Food, glorious food! 

Have you heard of the word Halal before?

As muslims, eating Halal food is an essential part of our spiritual health. That’s why its important to understand what we can and cannot eat as Muslims.

Let’s dig into it!

So, what’s “Halal” mean?

Halal is an Arabic word that simply means ‘permissible’. This is in contrast to Haram, meaning – impermissible.

The terms Halal and Haram are used for a whole manner of things outside of food. Common examples might include: “Is it Halal to work at a bank?”, “Is it Halal to get a tattoo?”.

When applied to food, it simply means – is it permissible to eat this?

According to the Shariah there are certain types of food and drink which we can’t consume. The most commonly known are pork and alcohol. But even beef and chicken can be impermissible. And something as innocent as a packet of chips can also be impermissible!

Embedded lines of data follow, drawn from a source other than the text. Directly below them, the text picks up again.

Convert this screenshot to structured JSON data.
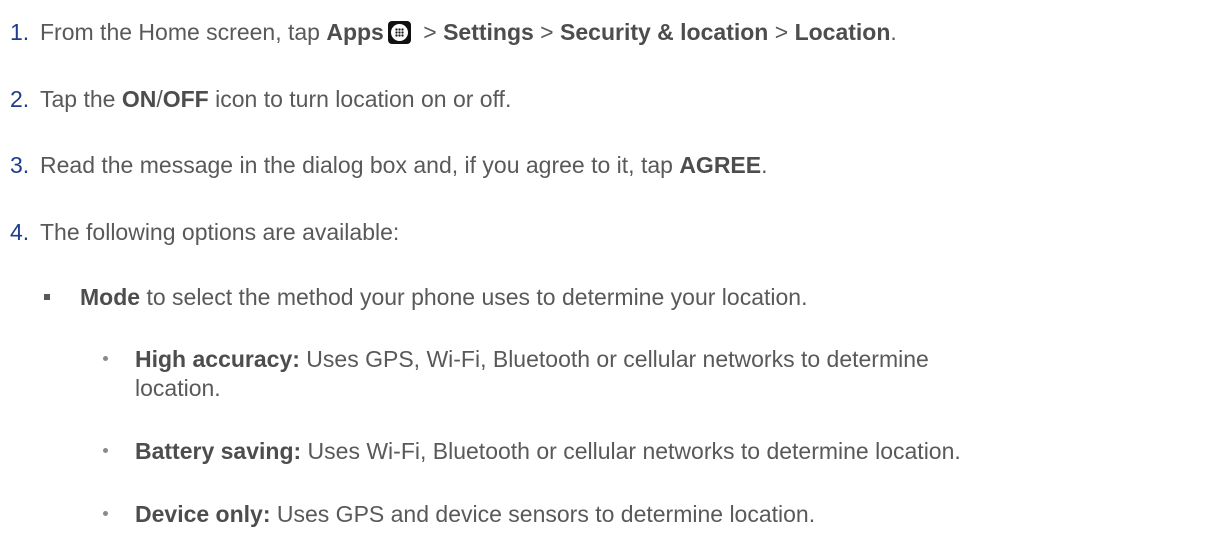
{
  "steps": [
    {
      "number": "1.",
      "t1": "From the Home screen, tap ",
      "apps": "Apps",
      "apps_icon": "apps-grid-icon",
      "sep1": " > ",
      "settings": "Settings",
      "sep2": " > ",
      "security": "Security & location",
      "sep3": " > ",
      "location": "Location",
      "end": "."
    },
    {
      "number": "2.",
      "t1": "Tap the ",
      "on": "ON",
      "slash": "/",
      "off": "OFF",
      "t2": " icon to turn location on or off."
    },
    {
      "number": "3.",
      "t1": "Read the message in the dialog box and, if you agree to it, tap ",
      "agree": "AGREE",
      "end": "."
    },
    {
      "number": "4.",
      "t1": "The following options are available:"
    }
  ],
  "mode": {
    "label": "Mode",
    "text": " to select the method your phone uses to determine your location."
  },
  "options": [
    {
      "label": "High accuracy:",
      "line1": " Uses GPS, Wi-Fi, Bluetooth or cellular networks to determine",
      "line2": "location."
    },
    {
      "label": "Battery saving:",
      "line1": " Uses Wi-Fi, Bluetooth or cellular networks to determine location."
    },
    {
      "label": "Device only:",
      "line1": " Uses GPS and device sensors to determine location."
    }
  ],
  "colors": {
    "number": "#1f3d8c",
    "text": "#595959"
  }
}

“O mankind, eat from whatever is on earth (that is) lawful and pure”

Quran 2:168

Most of us know that pork is impermissible. But even beef and chicken can be impermissible. And something as innocent as a packet of chips can also be impermissible!

What is Halal?

In general:

  • All fruits, nuts and vegetables
  • All fish
  • Livestock that has been “lawfully slaughtered”

Halal Meat

In order for a meat to qualify as Halal, it must be from a livestock animal that was lawfully slaughtered according to Islam.

  • The slaughterer must be either a muslim, a christian or a jew.
  • If the slaugtherer is a muslim, he must say “Bismillah, Allahu Akbar” as he makes the cut.
  • All the blood must be drained out of the animal.

Cross contamination

Most of us wouldn’t dream of eating floor food! Similarly, muslims cannot eat food that has been cross-contaminated with unlawful sources.

Unlawful sources of food are simply anything outside the scope of what is Halal.

More specifically:

  • Intoxicants 
  • Carrion
  • Blood 
  • Pork
  • Insects
  • Horses, mules and donkeys
  • Omnivores and carnivores
  • Birds of prey

Most grocery store food will also have extra ingredients: additives, preservatives or gelatin. These extra ingredients may come from sources which are not permissible to eat.

Gelatin, for example, is a protein made from animal collagen. If the animal was from an unlawful source, it would cross contaminate the food. This would make it unlawful for us to eat.

So… Can I still have that Lobster?

We have said earlier that all fish is permissible to eat. But what about lobster? How about prawn?

Different muslim countries will have different seafood cuisines. This cuisine depends on the school of Islamic law most people in the country follow.

For example, in Pakistan, where most people are Hanafis, you’ll be hard pressed to find crab or lobster in the menu. This is because according to Hanafi scholars, crustaceans are impermissible to eat.

However, in Malaysia, where most people are Shaffi’i, you’ll find a kaleidoscopic range of seafood on the menu! This is because Shaffi’i scholars regard all seafood permissible to eat.